_Exercise brief_:
Would you repeat the entries beneath, with nothing changed?

_Entries provided_:
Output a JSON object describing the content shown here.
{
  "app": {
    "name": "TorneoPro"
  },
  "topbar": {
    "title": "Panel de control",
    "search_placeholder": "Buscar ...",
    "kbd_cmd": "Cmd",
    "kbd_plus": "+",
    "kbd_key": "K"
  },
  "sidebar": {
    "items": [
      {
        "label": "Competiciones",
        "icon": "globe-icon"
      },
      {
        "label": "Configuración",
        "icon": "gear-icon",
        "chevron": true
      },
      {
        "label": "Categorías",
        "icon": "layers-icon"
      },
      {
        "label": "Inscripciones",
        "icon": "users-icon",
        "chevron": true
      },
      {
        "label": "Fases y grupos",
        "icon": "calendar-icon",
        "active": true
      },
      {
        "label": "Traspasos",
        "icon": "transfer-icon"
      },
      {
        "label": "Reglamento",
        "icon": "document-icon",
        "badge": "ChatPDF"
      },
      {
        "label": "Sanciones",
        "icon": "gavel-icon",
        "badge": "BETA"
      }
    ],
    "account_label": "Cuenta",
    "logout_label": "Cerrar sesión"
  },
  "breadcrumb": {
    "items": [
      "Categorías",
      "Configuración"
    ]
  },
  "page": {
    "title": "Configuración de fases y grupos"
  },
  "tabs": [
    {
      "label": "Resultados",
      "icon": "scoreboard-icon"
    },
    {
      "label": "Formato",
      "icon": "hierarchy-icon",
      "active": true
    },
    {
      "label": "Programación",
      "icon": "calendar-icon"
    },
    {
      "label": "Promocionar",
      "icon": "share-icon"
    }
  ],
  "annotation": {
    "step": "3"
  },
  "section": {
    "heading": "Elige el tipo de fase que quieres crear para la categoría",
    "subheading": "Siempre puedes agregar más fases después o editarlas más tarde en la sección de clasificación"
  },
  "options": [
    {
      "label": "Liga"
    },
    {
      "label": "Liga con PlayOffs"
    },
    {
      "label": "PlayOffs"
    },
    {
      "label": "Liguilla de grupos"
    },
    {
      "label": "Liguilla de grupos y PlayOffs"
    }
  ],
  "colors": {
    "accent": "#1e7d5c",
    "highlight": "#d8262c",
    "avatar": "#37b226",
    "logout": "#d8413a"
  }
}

_Solution for this task_:
Output a JSON object describing the content shown here.
{
  "app": {
    "name": "TorneoPro"
  },
  "topbar": {
    "title": "Panel de control",
    "search_placeholder": "Buscar ...",
    "kbd_cmd": "Cmd",
    "kbd_plus": "+",
    "kbd_key": "K"
  },
  "sidebar": {
    "items": [
      {
        "label": "Competiciones",
        "icon": "globe-icon"
      },
      {
        "label": "Configuración",
        "icon": "gear-icon",
        "chevron": true
      },
      {
        "label": "Categorías",
        "icon": "layers-icon"
      },
      {
        "label": "Inscripciones",
        "icon": "users-icon",
        "chevron": true
      },
      {
        "label": "Fases y grupos",
        "icon": "calendar-icon",
        "active": true
      },
      {
        "label": "Traspasos",
        "icon": "transfer-icon"
      },
      {
        "label": "Reglamento",
        "icon": "document-icon",
        "badge": "ChatPDF"
      },
      {
        "label": "Sanciones",
        "icon": "gavel-icon",
        "badge": "BETA"
      }
    ],
    "account_label": "Cuenta",
    "logout_label": "Cerrar sesión"
  },
  "breadcrumb": {
    "items": [
      "Categorías",
      "Configuración"
    ]
  },
  "page": {
    "title": "Configuración de fases y grupos"
  },
  "tabs": [
    {
      "label": "Resultados",
      "icon": "scoreboard-icon"
    },
    {
      "label": "Formato",
      "icon": "hierarchy-icon",
      "active": true
    },
    {
      "label": "Programación",
      "icon": "calendar-icon"
    },
    {
      "label": "Promocionar",
      "icon": "share-icon"
    }
  ],
  "annotation": {
    "step": "3"
  },
  "section": {
    "heading": "Elige el tipo de fase que quieres crear para la categoría",
    "subheading": "Siempre puedes agregar más fases después o editarlas más tarde en la sección de clasificación"
  },
  "options": [
    {
      "label": "Liga"
    },
    {
      "label": "Liga con PlayOffs"
    },
    {
      "label": "PlayOffs"
    },
    {
      "label": "Liguilla de grupos"
    },
    {
      "label": "Liguilla de grupos y PlayOffs"
    }
  ],
  "colors": {
    "accent": "#1e7d5c",
    "highlight": "#d8262c",
    "avatar": "#37b226",
    "logout": "#d8413a"
  }
}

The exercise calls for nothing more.